For yet another year, online first year junior college (FYJC) admissions could see a delayed start as the education department is still to finalize the schedule and print information booklets, including user ID and password, for students. The delay could reduce the time students get to fill out the first part of admission forms.
Last year, the education department had started Part I of the online registration for students on May 9, and on April 24 in 2015. Part I of the registration process involves signing up on the portal and uploading personal details.
This year, though, education department officials are still verifying college registrations.“We are verifying the details submitted by junior colleges. Once that is done early next week, we will compile the number of seats available for this year. The process of creating information booklets is underway and a schedule will be announced within a week,“ said an education department official.
College registrations began on April 7 and were to wrap up on April 15 but the deadline was extended multiple times as colleges continued to stream in with requests to accommodate them.“If we leave out any colleges, it will be a loss for students as those seats will not get counted in the online process, which is why we kept reminding colleges to sign up,“ said the official.
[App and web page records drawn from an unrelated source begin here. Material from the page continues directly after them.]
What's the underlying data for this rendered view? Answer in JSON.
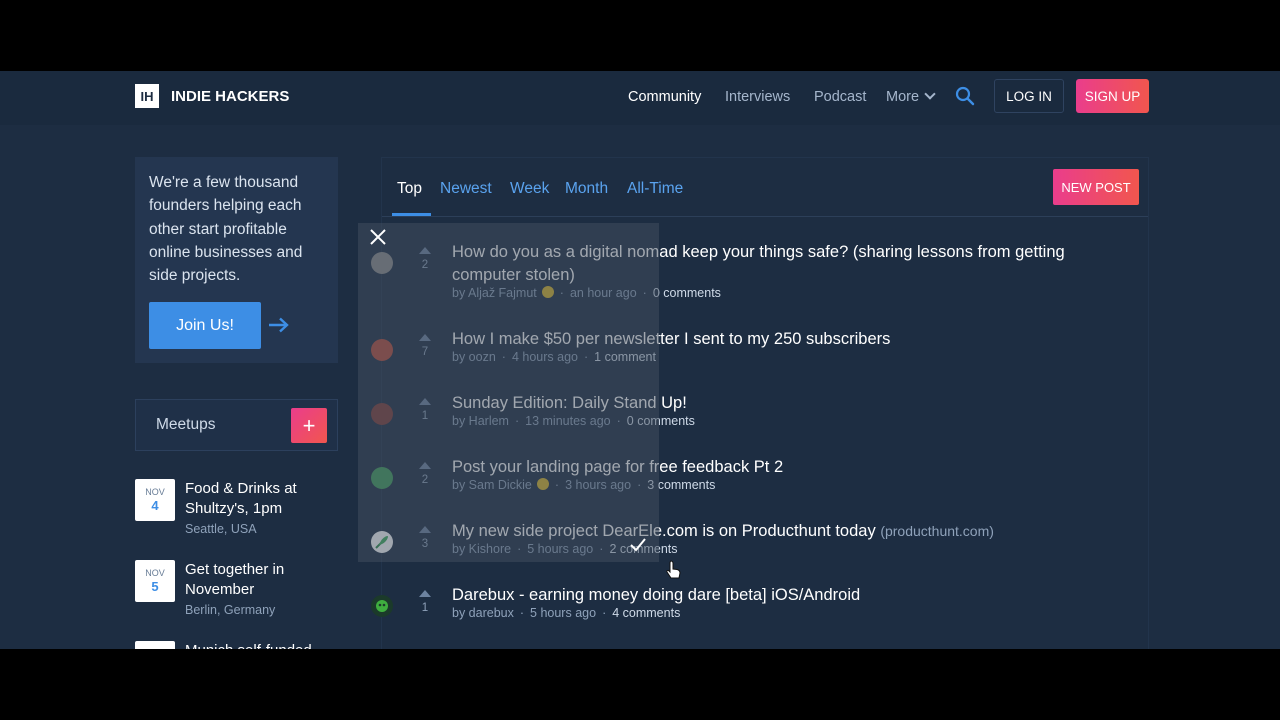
{
  "header": {
    "logo_mark": "IH",
    "logo_text": "INDIE HACKERS",
    "nav": [
      {
        "label": "Community",
        "active": true
      },
      {
        "label": "Interviews"
      },
      {
        "label": "Podcast"
      },
      {
        "label": "More"
      }
    ],
    "login_label": "LOG IN",
    "signup_label": "SIGN UP",
    "icons": {
      "search": "search-icon",
      "more": "chevron-down-icon"
    }
  },
  "sidebar": {
    "intro_text": "We're a few thousand founders helping each other start profitable online businesses and side projects.",
    "join_label": "Join Us!",
    "meetups_title": "Meetups",
    "meetups": [
      {
        "month": "NOV",
        "day": "4",
        "title": "Food & Drinks at Shultzy's, 1pm",
        "location": "Seattle, USA"
      },
      {
        "month": "NOV",
        "day": "5",
        "title": "Get together in November",
        "location": "Berlin, Germany"
      },
      {
        "month": "",
        "day": "",
        "title": "Munich self-funded",
        "location": ""
      }
    ]
  },
  "feed": {
    "tabs": [
      {
        "label": "Top",
        "active": true
      },
      {
        "label": "Newest"
      },
      {
        "label": "Week"
      },
      {
        "label": "Month"
      },
      {
        "label": "All-Time"
      }
    ],
    "new_post_label": "NEW POST",
    "posts": [
      {
        "title": "How do you as a digital nomad keep your things safe? (sharing lessons from getting computer stolen)",
        "domain": "",
        "votes": "2",
        "author": "by Aljaž Fajmut",
        "badge": true,
        "time": "an hour ago",
        "comments": "0 comments"
      },
      {
        "title": "How I make $50 per newsletter I sent to my 250 subscribers",
        "domain": "",
        "votes": "7",
        "author": "by oozn",
        "badge": false,
        "time": "4 hours ago",
        "comments": "1 comment"
      },
      {
        "title": "Sunday Edition: Daily Stand Up!",
        "domain": "",
        "votes": "1",
        "author": "by Harlem",
        "badge": false,
        "time": "13 minutes ago",
        "comments": "0 comments"
      },
      {
        "title": "Post your landing page for free feedback Pt 2",
        "domain": "",
        "votes": "2",
        "author": "by Sam Dickie",
        "badge": true,
        "time": "3 hours ago",
        "comments": "3 comments"
      },
      {
        "title": "My new side project DearEle.com is on Producthunt today",
        "domain": "(producthunt.com)",
        "votes": "3",
        "author": "by Kishore",
        "badge": false,
        "time": "5 hours ago",
        "comments": "2 comments"
      },
      {
        "title": "Darebux - earning money doing dare [beta] iOS/Android",
        "domain": "",
        "votes": "1",
        "author": "by darebux",
        "badge": false,
        "time": "5 hours ago",
        "comments": "4 comments"
      }
    ]
  },
  "colors": {
    "background": "#1d2d42",
    "header": "#1a2a3e",
    "accent_blue": "#3d8ee5",
    "accent_pink": "#ea3d8c",
    "accent_orange": "#f1564e"
  }
}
School principals, too, are waiting for instructions from the education department. “Only once the education department begins giving out information booklets, can we begin training students on how to fill up the admission forms. The process is new this year, so adequate time is required to understand the changes,“ said Uday Nare, teacher, Hansraj Morarji Public School, Andheri. The department needs to start Part II of the process, which involves uploading marks and selecting colleges, a day after the SSC results are announced. The state government resolution issued earlier this year also requires the department to wrap up the admission process by September 30. This year's online admission process had to be started from scratch as the state changed the software company , which had been handling the system for the past few years.